*** Opening Extracted records ***

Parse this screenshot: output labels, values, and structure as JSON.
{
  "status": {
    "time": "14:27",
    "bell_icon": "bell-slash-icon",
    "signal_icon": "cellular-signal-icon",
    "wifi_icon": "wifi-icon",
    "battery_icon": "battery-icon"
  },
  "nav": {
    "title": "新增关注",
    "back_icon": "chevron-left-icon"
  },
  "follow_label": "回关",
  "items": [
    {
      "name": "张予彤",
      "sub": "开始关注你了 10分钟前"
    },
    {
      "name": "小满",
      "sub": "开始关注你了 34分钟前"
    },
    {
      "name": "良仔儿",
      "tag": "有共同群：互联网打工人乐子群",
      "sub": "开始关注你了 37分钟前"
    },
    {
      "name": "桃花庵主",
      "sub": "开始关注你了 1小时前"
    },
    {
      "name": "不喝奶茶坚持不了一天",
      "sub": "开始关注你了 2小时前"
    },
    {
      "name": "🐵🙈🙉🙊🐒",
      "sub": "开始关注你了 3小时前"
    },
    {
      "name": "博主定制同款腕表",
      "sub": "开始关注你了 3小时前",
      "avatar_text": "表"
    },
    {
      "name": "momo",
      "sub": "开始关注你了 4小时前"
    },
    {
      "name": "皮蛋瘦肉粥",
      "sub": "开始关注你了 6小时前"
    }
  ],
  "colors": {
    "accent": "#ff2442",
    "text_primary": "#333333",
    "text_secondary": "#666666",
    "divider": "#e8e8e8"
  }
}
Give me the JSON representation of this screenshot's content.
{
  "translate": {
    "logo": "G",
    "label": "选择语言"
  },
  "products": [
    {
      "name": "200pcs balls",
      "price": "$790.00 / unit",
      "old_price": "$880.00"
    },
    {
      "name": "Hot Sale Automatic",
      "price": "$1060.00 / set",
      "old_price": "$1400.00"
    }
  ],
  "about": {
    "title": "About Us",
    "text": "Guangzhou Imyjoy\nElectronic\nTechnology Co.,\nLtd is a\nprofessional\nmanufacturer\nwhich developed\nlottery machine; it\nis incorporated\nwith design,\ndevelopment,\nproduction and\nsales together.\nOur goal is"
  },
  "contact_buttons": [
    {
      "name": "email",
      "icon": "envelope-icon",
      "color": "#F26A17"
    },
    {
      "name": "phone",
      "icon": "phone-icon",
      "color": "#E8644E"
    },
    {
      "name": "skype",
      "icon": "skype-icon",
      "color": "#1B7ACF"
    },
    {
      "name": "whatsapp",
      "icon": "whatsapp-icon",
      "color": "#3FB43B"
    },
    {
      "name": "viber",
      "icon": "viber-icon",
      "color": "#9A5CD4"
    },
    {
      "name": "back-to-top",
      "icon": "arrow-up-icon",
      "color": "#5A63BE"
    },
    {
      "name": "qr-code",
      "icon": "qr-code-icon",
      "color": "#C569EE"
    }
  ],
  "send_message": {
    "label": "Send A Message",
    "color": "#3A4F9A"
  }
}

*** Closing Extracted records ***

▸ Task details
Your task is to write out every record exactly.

▸ Task output
Parse this screenshot: output labels, values, and structure as JSON.
{
  "status": {
    "time": "14:27",
    "bell_icon": "bell-slash-icon",
    "signal_icon": "cellular-signal-icon",
    "wifi_icon": "wifi-icon",
    "battery_icon": "battery-icon"
  },
  "nav": {
    "title": "新增关注",
    "back_icon": "chevron-left-icon"
  },
  "follow_label": "回关",
  "items": [
    {
      "name": "张予彤",
      "sub": "开始关注你了 10分钟前"
    },
    {
      "name": "小满",
      "sub": "开始关注你了 34分钟前"
    },
    {
      "name": "良仔儿",
      "tag": "有共同群：互联网打工人乐子群",
      "sub": "开始关注你了 37分钟前"
    },
    {
      "name": "桃花庵主",
      "sub": "开始关注你了 1小时前"
    },
    {
      "name": "不喝奶茶坚持不了一天",
      "sub": "开始关注你了 2小时前"
    },
    {
      "name": "🐵🙈🙉🙊🐒",
      "sub": "开始关注你了 3小时前"
    },
    {
      "name": "博主定制同款腕表",
      "sub": "开始关注你了 3小时前",
      "avatar_text": "表"
    },
    {
      "name": "momo",
      "sub": "开始关注你了 4小时前"
    },
    {
      "name": "皮蛋瘦肉粥",
      "sub": "开始关注你了 6小时前"
    }
  ],
  "colors": {
    "accent": "#ff2442",
    "text_primary": "#333333",
    "text_secondary": "#666666",
    "divider": "#e8e8e8"
  }
}
Give me the JSON representation of this screenshot's content.
{
  "translate": {
    "logo": "G",
    "label": "选择语言"
  },
  "products": [
    {
      "name": "200pcs balls",
      "price": "$790.00 / unit",
      "old_price": "$880.00"
    },
    {
      "name": "Hot Sale Automatic",
      "price": "$1060.00 / set",
      "old_price": "$1400.00"
    }
  ],
  "about": {
    "title": "About Us",
    "text": "Guangzhou Imyjoy\nElectronic\nTechnology Co.,\nLtd is a\nprofessional\nmanufacturer\nwhich developed\nlottery machine; it\nis incorporated\nwith design,\ndevelopment,\nproduction and\nsales together.\nOur goal is"
  },
  "contact_buttons": [
    {
      "name": "email",
      "icon": "envelope-icon",
      "color": "#F26A17"
    },
    {
      "name": "phone",
      "icon": "phone-icon",
      "color": "#E8644E"
    },
    {
      "name": "skype",
      "icon": "skype-icon",
      "color": "#1B7ACF"
    },
    {
      "name": "whatsapp",
      "icon": "whatsapp-icon",
      "color": "#3FB43B"
    },
    {
      "name": "viber",
      "icon": "viber-icon",
      "color": "#9A5CD4"
    },
    {
      "name": "back-to-top",
      "icon": "arrow-up-icon",
      "color": "#5A63BE"
    },
    {
      "name": "qr-code",
      "icon": "qr-code-icon",
      "color": "#C569EE"
    }
  ],
  "send_message": {
    "label": "Send A Message",
    "color": "#3A4F9A"
  }
}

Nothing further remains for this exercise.